▸ **Task details**:
The records below need to be repeated exactly, though not their pictures.

Dataset rows describing interfaces:

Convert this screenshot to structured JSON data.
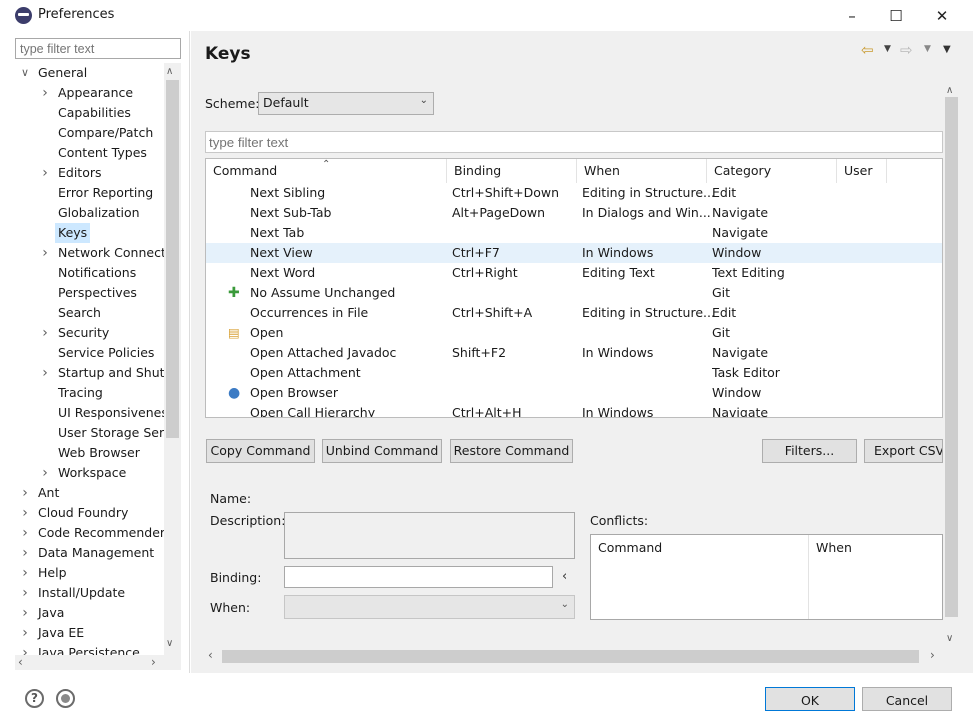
{
  "window": {
    "title": "Preferences",
    "minimize": "–",
    "maximize": "☐",
    "close": "✕"
  },
  "left": {
    "filter_placeholder": "type filter text",
    "tree": [
      {
        "label": "General",
        "level": 0,
        "twisty": "open"
      },
      {
        "label": "Appearance",
        "level": 1,
        "twisty": "closed"
      },
      {
        "label": "Capabilities",
        "level": 1,
        "twisty": ""
      },
      {
        "label": "Compare/Patch",
        "level": 1,
        "twisty": ""
      },
      {
        "label": "Content Types",
        "level": 1,
        "twisty": ""
      },
      {
        "label": "Editors",
        "level": 1,
        "twisty": "closed"
      },
      {
        "label": "Error Reporting",
        "level": 1,
        "twisty": ""
      },
      {
        "label": "Globalization",
        "level": 1,
        "twisty": ""
      },
      {
        "label": "Keys",
        "level": 1,
        "twisty": "",
        "selected": true
      },
      {
        "label": "Network Connecti",
        "level": 1,
        "twisty": "closed"
      },
      {
        "label": "Notifications",
        "level": 1,
        "twisty": ""
      },
      {
        "label": "Perspectives",
        "level": 1,
        "twisty": ""
      },
      {
        "label": "Search",
        "level": 1,
        "twisty": ""
      },
      {
        "label": "Security",
        "level": 1,
        "twisty": "closed"
      },
      {
        "label": "Service Policies",
        "level": 1,
        "twisty": ""
      },
      {
        "label": "Startup and Shutd",
        "level": 1,
        "twisty": "closed"
      },
      {
        "label": "Tracing",
        "level": 1,
        "twisty": ""
      },
      {
        "label": "UI Responsivenes",
        "level": 1,
        "twisty": ""
      },
      {
        "label": "User Storage Serv",
        "level": 1,
        "twisty": ""
      },
      {
        "label": "Web Browser",
        "level": 1,
        "twisty": ""
      },
      {
        "label": "Workspace",
        "level": 1,
        "twisty": "closed"
      },
      {
        "label": "Ant",
        "level": 0,
        "twisty": "closed"
      },
      {
        "label": "Cloud Foundry",
        "level": 0,
        "twisty": "closed"
      },
      {
        "label": "Code Recommenders",
        "level": 0,
        "twisty": "closed"
      },
      {
        "label": "Data Management",
        "level": 0,
        "twisty": "closed"
      },
      {
        "label": "Help",
        "level": 0,
        "twisty": "closed"
      },
      {
        "label": "Install/Update",
        "level": 0,
        "twisty": "closed"
      },
      {
        "label": "Java",
        "level": 0,
        "twisty": "closed"
      },
      {
        "label": "Java EE",
        "level": 0,
        "twisty": "closed"
      },
      {
        "label": "Java Persistence",
        "level": 0,
        "twisty": "closed"
      }
    ]
  },
  "page": {
    "title": "Keys",
    "scheme_label": "Scheme:",
    "scheme_value": "Default",
    "filter_placeholder": "type filter text",
    "columns": [
      "Command",
      "Binding",
      "When",
      "Category",
      "User"
    ],
    "rows": [
      {
        "command": "Next Sibling",
        "binding": "Ctrl+Shift+Down",
        "when": "Editing in Structure...",
        "category": "Edit",
        "icon": ""
      },
      {
        "command": "Next Sub-Tab",
        "binding": "Alt+PageDown",
        "when": "In Dialogs and Win...",
        "category": "Navigate",
        "icon": ""
      },
      {
        "command": "Next Tab",
        "binding": "",
        "when": "",
        "category": "Navigate",
        "icon": ""
      },
      {
        "command": "Next View",
        "binding": "Ctrl+F7",
        "when": "In Windows",
        "category": "Window",
        "icon": "",
        "selected": true
      },
      {
        "command": "Next Word",
        "binding": "Ctrl+Right",
        "when": "Editing Text",
        "category": "Text Editing",
        "icon": ""
      },
      {
        "command": "No Assume Unchanged",
        "binding": "",
        "when": "",
        "category": "Git",
        "icon": "git-plus-icon"
      },
      {
        "command": "Occurrences in File",
        "binding": "Ctrl+Shift+A",
        "when": "Editing in Structure...",
        "category": "Edit",
        "icon": ""
      },
      {
        "command": "Open",
        "binding": "",
        "when": "",
        "category": "Git",
        "icon": "folder-icon"
      },
      {
        "command": "Open Attached Javadoc",
        "binding": "Shift+F2",
        "when": "In Windows",
        "category": "Navigate",
        "icon": ""
      },
      {
        "command": "Open Attachment",
        "binding": "",
        "when": "",
        "category": "Task Editor",
        "icon": ""
      },
      {
        "command": "Open Browser",
        "binding": "",
        "when": "",
        "category": "Window",
        "icon": "globe-icon"
      },
      {
        "command": "Open Call Hierarchy",
        "binding": "Ctrl+Alt+H",
        "when": "In Windows",
        "category": "Navigate",
        "icon": ""
      }
    ],
    "buttons": {
      "copy": "Copy Command",
      "unbind": "Unbind Command",
      "restore": "Restore Command",
      "filters": "Filters...",
      "export": "Export CSV..."
    },
    "details": {
      "name_label": "Name:",
      "description_label": "Description:",
      "binding_label": "Binding:",
      "when_label": "When:",
      "conflicts_label": "Conflicts:",
      "conflicts_columns": [
        "Command",
        "When"
      ]
    }
  },
  "bottom": {
    "ok": "OK",
    "cancel": "Cancel",
    "help_glyph": "?"
  }
}
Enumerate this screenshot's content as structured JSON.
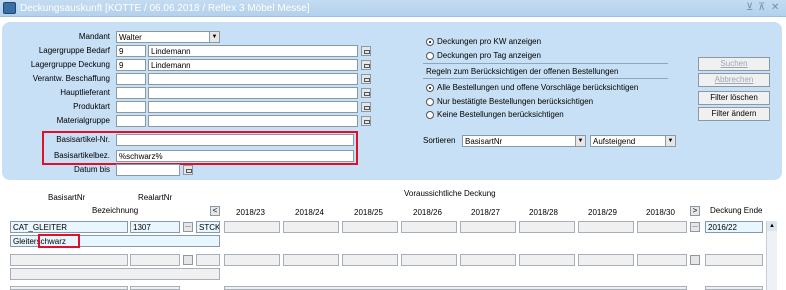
{
  "window": {
    "title": "Deckungsauskunft  [KOTTE / 06.06.2018 / Reflex 3 Möbel Messe]",
    "controls": [
      "⊻",
      "⊼",
      "✕"
    ]
  },
  "form": {
    "mandant": {
      "label": "Mandant",
      "value": "Walter"
    },
    "lagergruppe_bedarf": {
      "label": "Lagergruppe Bedarf",
      "code": "9",
      "name": "Lindemann"
    },
    "lagergruppe_deckung": {
      "label": "Lagergruppe Deckung",
      "code": "9",
      "name": "Lindemann"
    },
    "verantw_beschaffung": {
      "label": "Verantw. Beschaffung",
      "code": "",
      "name": ""
    },
    "hauptlieferant": {
      "label": "Hauptlieferant",
      "code": "",
      "name": ""
    },
    "produktart": {
      "label": "Produktart",
      "code": "",
      "name": ""
    },
    "materialgruppe": {
      "label": "Materialgruppe",
      "code": "",
      "name": ""
    },
    "basisartikel_nr": {
      "label": "Basisartikel-Nr.",
      "value": ""
    },
    "basisartikel_bez": {
      "label": "Basisartikelbez.",
      "value": "%schwarz%"
    },
    "datum_bis": {
      "label": "Datum bis",
      "value": ""
    }
  },
  "options": {
    "deckung_kw": "Deckungen pro KW anzeigen",
    "deckung_tag": "Deckungen pro Tag anzeigen",
    "regeln_title": "Regeln zum Berücksichtigen der offenen Bestellungen",
    "rule_all": "Alle Bestellungen und offene Vorschläge berücksichtigen",
    "rule_confirmed": "Nur bestätigte Bestellungen berücksichtigen",
    "rule_none": "Keine Bestellungen berücksichtigen",
    "sortieren_label": "Sortieren",
    "sort_field": "BasisartNr",
    "sort_order": "Aufsteigend"
  },
  "buttons": {
    "suchen": "Suchen",
    "abbrechen": "Abbrechen",
    "filter_loeschen": "Filter löschen",
    "filter_aendern": "Filter ändern"
  },
  "grid": {
    "hdr_basisartnr": "BasisartNr",
    "hdr_realartnr": "RealartNr",
    "hdr_bezeichnung": "Bezeichnung",
    "hdr_voraussichtliche": "Voraussichtliche Deckung",
    "prev": "<",
    "next": ">",
    "years": [
      "2018/23",
      "2018/24",
      "2018/25",
      "2018/26",
      "2018/27",
      "2018/28",
      "2018/29",
      "2018/30"
    ],
    "hdr_deckung_ende": "Deckung Ende",
    "row1": {
      "basisartnr": "CAT_GLEITER",
      "realartnr": "1307",
      "einheit": "STCK",
      "deckung_ende": "2016/22",
      "bezeichnung_a": "Gleiter",
      "bezeichnung_b": "schwarz"
    }
  }
}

▸ **Solution for this problem**:
Convert this screenshot to structured JSON data.
{
  "window": {
    "title": "Preferences",
    "minimize": "–",
    "maximize": "☐",
    "close": "✕"
  },
  "left": {
    "filter_placeholder": "type filter text",
    "tree": [
      {
        "label": "General",
        "level": 0,
        "twisty": "open"
      },
      {
        "label": "Appearance",
        "level": 1,
        "twisty": "closed"
      },
      {
        "label": "Capabilities",
        "level": 1,
        "twisty": ""
      },
      {
        "label": "Compare/Patch",
        "level": 1,
        "twisty": ""
      },
      {
        "label": "Content Types",
        "level": 1,
        "twisty": ""
      },
      {
        "label": "Editors",
        "level": 1,
        "twisty": "closed"
      },
      {
        "label": "Error Reporting",
        "level": 1,
        "twisty": ""
      },
      {
        "label": "Globalization",
        "level": 1,
        "twisty": ""
      },
      {
        "label": "Keys",
        "level": 1,
        "twisty": "",
        "selected": true
      },
      {
        "label": "Network Connecti",
        "level": 1,
        "twisty": "closed"
      },
      {
        "label": "Notifications",
        "level": 1,
        "twisty": ""
      },
      {
        "label": "Perspectives",
        "level": 1,
        "twisty": ""
      },
      {
        "label": "Search",
        "level": 1,
        "twisty": ""
      },
      {
        "label": "Security",
        "level": 1,
        "twisty": "closed"
      },
      {
        "label": "Service Policies",
        "level": 1,
        "twisty": ""
      },
      {
        "label": "Startup and Shutd",
        "level": 1,
        "twisty": "closed"
      },
      {
        "label": "Tracing",
        "level": 1,
        "twisty": ""
      },
      {
        "label": "UI Responsivenes",
        "level": 1,
        "twisty": ""
      },
      {
        "label": "User Storage Serv",
        "level": 1,
        "twisty": ""
      },
      {
        "label": "Web Browser",
        "level": 1,
        "twisty": ""
      },
      {
        "label": "Workspace",
        "level": 1,
        "twisty": "closed"
      },
      {
        "label": "Ant",
        "level": 0,
        "twisty": "closed"
      },
      {
        "label": "Cloud Foundry",
        "level": 0,
        "twisty": "closed"
      },
      {
        "label": "Code Recommenders",
        "level": 0,
        "twisty": "closed"
      },
      {
        "label": "Data Management",
        "level": 0,
        "twisty": "closed"
      },
      {
        "label": "Help",
        "level": 0,
        "twisty": "closed"
      },
      {
        "label": "Install/Update",
        "level": 0,
        "twisty": "closed"
      },
      {
        "label": "Java",
        "level": 0,
        "twisty": "closed"
      },
      {
        "label": "Java EE",
        "level": 0,
        "twisty": "closed"
      },
      {
        "label": "Java Persistence",
        "level": 0,
        "twisty": "closed"
      }
    ]
  },
  "page": {
    "title": "Keys",
    "scheme_label": "Scheme:",
    "scheme_value": "Default",
    "filter_placeholder": "type filter text",
    "columns": [
      "Command",
      "Binding",
      "When",
      "Category",
      "User"
    ],
    "rows": [
      {
        "command": "Next Sibling",
        "binding": "Ctrl+Shift+Down",
        "when": "Editing in Structure...",
        "category": "Edit",
        "icon": ""
      },
      {
        "command": "Next Sub-Tab",
        "binding": "Alt+PageDown",
        "when": "In Dialogs and Win...",
        "category": "Navigate",
        "icon": ""
      },
      {
        "command": "Next Tab",
        "binding": "",
        "when": "",
        "category": "Navigate",
        "icon": ""
      },
      {
        "command": "Next View",
        "binding": "Ctrl+F7",
        "when": "In Windows",
        "category": "Window",
        "icon": "",
        "selected": true
      },
      {
        "command": "Next Word",
        "binding": "Ctrl+Right",
        "when": "Editing Text",
        "category": "Text Editing",
        "icon": ""
      },
      {
        "command": "No Assume Unchanged",
        "binding": "",
        "when": "",
        "category": "Git",
        "icon": "git-plus-icon"
      },
      {
        "command": "Occurrences in File",
        "binding": "Ctrl+Shift+A",
        "when": "Editing in Structure...",
        "category": "Edit",
        "icon": ""
      },
      {
        "command": "Open",
        "binding": "",
        "when": "",
        "category": "Git",
        "icon": "folder-icon"
      },
      {
        "command": "Open Attached Javadoc",
        "binding": "Shift+F2",
        "when": "In Windows",
        "category": "Navigate",
        "icon": ""
      },
      {
        "command": "Open Attachment",
        "binding": "",
        "when": "",
        "category": "Task Editor",
        "icon": ""
      },
      {
        "command": "Open Browser",
        "binding": "",
        "when": "",
        "category": "Window",
        "icon": "globe-icon"
      },
      {
        "command": "Open Call Hierarchy",
        "binding": "Ctrl+Alt+H",
        "when": "In Windows",
        "category": "Navigate",
        "icon": ""
      }
    ],
    "buttons": {
      "copy": "Copy Command",
      "unbind": "Unbind Command",
      "restore": "Restore Command",
      "filters": "Filters...",
      "export": "Export CSV..."
    },
    "details": {
      "name_label": "Name:",
      "description_label": "Description:",
      "binding_label": "Binding:",
      "when_label": "When:",
      "conflicts_label": "Conflicts:",
      "conflicts_columns": [
        "Command",
        "When"
      ]
    }
  },
  "bottom": {
    "ok": "OK",
    "cancel": "Cancel",
    "help_glyph": "?"
  }
}
Enumerate this screenshot's content as structured JSON.
{
  "window": {
    "title": "Deckungsauskunft  [KOTTE / 06.06.2018 / Reflex 3 Möbel Messe]",
    "controls": [
      "⊻",
      "⊼",
      "✕"
    ]
  },
  "form": {
    "mandant": {
      "label": "Mandant",
      "value": "Walter"
    },
    "lagergruppe_bedarf": {
      "label": "Lagergruppe Bedarf",
      "code": "9",
      "name": "Lindemann"
    },
    "lagergruppe_deckung": {
      "label": "Lagergruppe Deckung",
      "code": "9",
      "name": "Lindemann"
    },
    "verantw_beschaffung": {
      "label": "Verantw. Beschaffung",
      "code": "",
      "name": ""
    },
    "hauptlieferant": {
      "label": "Hauptlieferant",
      "code": "",
      "name": ""
    },
    "produktart": {
      "label": "Produktart",
      "code": "",
      "name": ""
    },
    "materialgruppe": {
      "label": "Materialgruppe",
      "code": "",
      "name": ""
    },
    "basisartikel_nr": {
      "label": "Basisartikel-Nr.",
      "value": ""
    },
    "basisartikel_bez": {
      "label": "Basisartikelbez.",
      "value": "%schwarz%"
    },
    "datum_bis": {
      "label": "Datum bis",
      "value": ""
    }
  },
  "options": {
    "deckung_kw": "Deckungen pro KW anzeigen",
    "deckung_tag": "Deckungen pro Tag anzeigen",
    "regeln_title": "Regeln zum Berücksichtigen der offenen Bestellungen",
    "rule_all": "Alle Bestellungen und offene Vorschläge berücksichtigen",
    "rule_confirmed": "Nur bestätigte Bestellungen berücksichtigen",
    "rule_none": "Keine Bestellungen berücksichtigen",
    "sortieren_label": "Sortieren",
    "sort_field": "BasisartNr",
    "sort_order": "Aufsteigend"
  },
  "buttons": {
    "suchen": "Suchen",
    "abbrechen": "Abbrechen",
    "filter_loeschen": "Filter löschen",
    "filter_aendern": "Filter ändern"
  },
  "grid": {
    "hdr_basisartnr": "BasisartNr",
    "hdr_realartnr": "RealartNr",
    "hdr_bezeichnung": "Bezeichnung",
    "hdr_voraussichtliche": "Voraussichtliche Deckung",
    "prev": "<",
    "next": ">",
    "years": [
      "2018/23",
      "2018/24",
      "2018/25",
      "2018/26",
      "2018/27",
      "2018/28",
      "2018/29",
      "2018/30"
    ],
    "hdr_deckung_ende": "Deckung Ende",
    "row1": {
      "basisartnr": "CAT_GLEITER",
      "realartnr": "1307",
      "einheit": "STCK",
      "deckung_ende": "2016/22",
      "bezeichnung_a": "Gleiter",
      "bezeichnung_b": "schwarz"
    }
  }
}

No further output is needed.